▼

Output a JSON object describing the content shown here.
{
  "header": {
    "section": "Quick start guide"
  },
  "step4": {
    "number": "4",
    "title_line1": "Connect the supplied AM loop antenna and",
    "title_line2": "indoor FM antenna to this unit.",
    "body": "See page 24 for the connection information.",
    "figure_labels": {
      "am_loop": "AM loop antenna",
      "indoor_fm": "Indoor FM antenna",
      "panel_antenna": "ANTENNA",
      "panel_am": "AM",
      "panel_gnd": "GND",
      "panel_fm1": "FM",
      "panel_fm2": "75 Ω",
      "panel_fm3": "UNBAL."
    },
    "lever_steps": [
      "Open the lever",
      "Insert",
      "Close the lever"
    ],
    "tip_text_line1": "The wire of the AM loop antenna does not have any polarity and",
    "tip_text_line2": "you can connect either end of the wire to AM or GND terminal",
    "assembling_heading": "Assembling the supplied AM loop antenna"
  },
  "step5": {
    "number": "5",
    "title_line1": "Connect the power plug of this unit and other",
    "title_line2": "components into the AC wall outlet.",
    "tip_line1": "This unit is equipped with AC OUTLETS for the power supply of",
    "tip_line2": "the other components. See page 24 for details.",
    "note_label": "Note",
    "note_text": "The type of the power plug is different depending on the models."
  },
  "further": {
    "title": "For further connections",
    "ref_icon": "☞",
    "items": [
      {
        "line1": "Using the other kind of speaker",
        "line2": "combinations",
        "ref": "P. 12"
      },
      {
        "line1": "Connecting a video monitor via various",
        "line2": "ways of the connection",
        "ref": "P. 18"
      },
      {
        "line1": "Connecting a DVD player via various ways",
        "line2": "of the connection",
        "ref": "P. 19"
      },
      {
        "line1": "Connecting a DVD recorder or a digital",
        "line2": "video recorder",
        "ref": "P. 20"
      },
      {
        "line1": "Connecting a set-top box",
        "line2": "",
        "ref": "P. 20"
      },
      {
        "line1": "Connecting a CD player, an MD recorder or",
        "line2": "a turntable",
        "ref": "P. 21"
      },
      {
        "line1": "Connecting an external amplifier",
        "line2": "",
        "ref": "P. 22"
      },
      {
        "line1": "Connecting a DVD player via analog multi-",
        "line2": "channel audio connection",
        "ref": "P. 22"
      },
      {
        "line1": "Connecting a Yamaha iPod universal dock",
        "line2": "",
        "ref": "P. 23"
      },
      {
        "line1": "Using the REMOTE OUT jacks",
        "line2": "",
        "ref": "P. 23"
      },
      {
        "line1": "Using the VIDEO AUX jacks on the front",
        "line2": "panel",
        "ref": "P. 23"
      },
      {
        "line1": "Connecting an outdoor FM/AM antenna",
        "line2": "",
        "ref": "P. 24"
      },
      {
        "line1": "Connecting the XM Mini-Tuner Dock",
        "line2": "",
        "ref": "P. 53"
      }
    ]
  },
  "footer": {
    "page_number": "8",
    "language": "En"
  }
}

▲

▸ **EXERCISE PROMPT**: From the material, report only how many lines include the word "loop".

▸ **TASK OUTPUT**: 4